*Aim of the exercise*.
Extract each line of the records below that contains the word "time".

—————

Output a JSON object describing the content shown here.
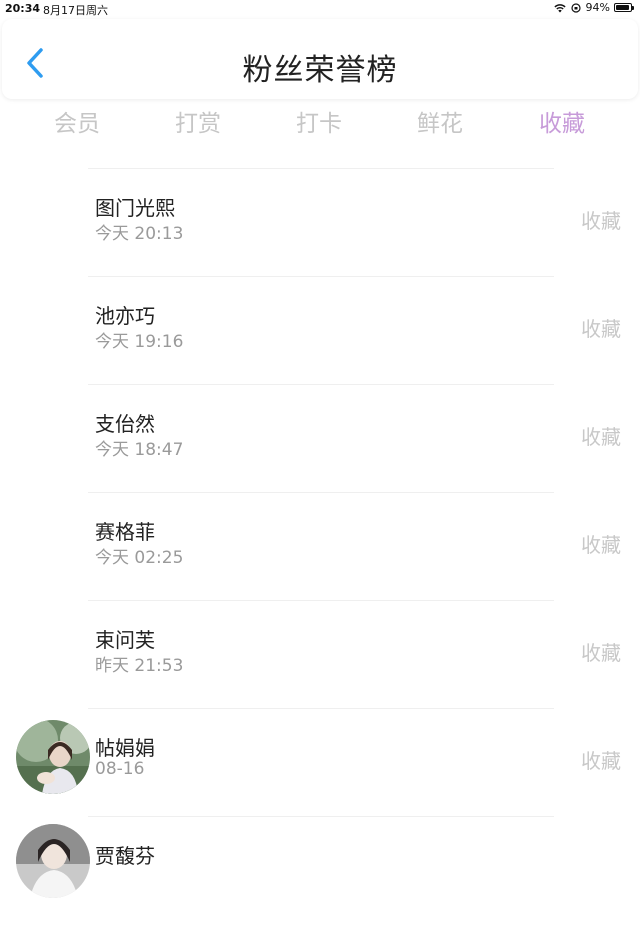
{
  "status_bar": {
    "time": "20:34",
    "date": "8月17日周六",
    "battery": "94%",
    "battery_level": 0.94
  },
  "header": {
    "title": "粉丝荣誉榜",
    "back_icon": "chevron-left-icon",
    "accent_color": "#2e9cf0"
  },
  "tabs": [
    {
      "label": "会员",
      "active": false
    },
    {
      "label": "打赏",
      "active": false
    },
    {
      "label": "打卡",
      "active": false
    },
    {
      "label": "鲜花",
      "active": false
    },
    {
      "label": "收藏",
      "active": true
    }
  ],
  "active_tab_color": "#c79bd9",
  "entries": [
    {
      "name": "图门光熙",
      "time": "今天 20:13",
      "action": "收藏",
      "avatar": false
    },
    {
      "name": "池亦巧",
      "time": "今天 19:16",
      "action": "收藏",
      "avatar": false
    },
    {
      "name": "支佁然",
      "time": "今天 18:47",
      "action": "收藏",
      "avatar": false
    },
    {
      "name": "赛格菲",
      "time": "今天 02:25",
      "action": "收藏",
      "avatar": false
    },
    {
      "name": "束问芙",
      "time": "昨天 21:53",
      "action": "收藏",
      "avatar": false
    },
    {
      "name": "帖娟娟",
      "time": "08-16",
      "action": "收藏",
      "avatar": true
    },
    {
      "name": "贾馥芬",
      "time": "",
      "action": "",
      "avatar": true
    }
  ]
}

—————

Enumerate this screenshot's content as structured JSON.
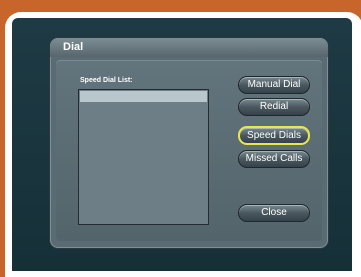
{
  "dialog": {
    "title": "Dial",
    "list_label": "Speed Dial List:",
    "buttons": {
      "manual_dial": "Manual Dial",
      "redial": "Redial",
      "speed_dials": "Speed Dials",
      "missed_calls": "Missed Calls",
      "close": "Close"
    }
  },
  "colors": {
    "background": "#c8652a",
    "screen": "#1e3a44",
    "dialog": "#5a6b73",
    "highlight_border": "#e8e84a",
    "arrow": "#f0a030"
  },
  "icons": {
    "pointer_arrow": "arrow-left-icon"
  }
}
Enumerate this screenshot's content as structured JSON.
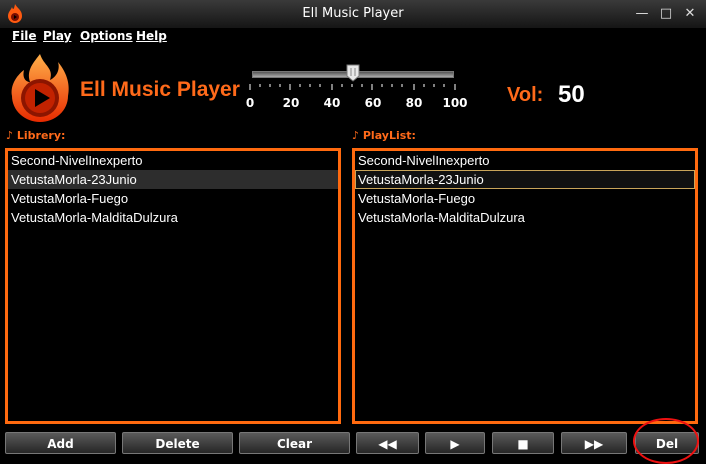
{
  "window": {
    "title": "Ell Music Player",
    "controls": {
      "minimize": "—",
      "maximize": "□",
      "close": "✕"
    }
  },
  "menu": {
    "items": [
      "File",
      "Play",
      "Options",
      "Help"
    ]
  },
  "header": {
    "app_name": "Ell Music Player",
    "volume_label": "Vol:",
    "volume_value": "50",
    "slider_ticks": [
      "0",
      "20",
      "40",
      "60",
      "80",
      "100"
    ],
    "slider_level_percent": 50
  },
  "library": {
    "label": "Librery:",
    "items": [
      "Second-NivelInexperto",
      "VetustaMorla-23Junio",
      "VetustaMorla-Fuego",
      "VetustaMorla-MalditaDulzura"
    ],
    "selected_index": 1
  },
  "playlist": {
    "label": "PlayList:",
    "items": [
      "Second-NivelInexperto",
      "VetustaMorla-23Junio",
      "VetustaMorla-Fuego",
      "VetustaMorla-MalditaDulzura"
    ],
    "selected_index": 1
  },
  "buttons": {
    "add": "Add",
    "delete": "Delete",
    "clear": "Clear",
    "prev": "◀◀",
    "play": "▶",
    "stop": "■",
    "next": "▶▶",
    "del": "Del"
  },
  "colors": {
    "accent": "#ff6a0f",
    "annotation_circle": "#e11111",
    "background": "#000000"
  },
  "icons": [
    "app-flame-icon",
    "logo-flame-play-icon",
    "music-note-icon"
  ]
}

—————

*Solution*.
    "time": "20:34",
      "time": "今天 20:13",
      "time": "今天 19:16",
      "time": "今天 18:47",
      "time": "今天 02:25",
      "time": "昨天 21:53",
      "time": "08-16",
      "time": "",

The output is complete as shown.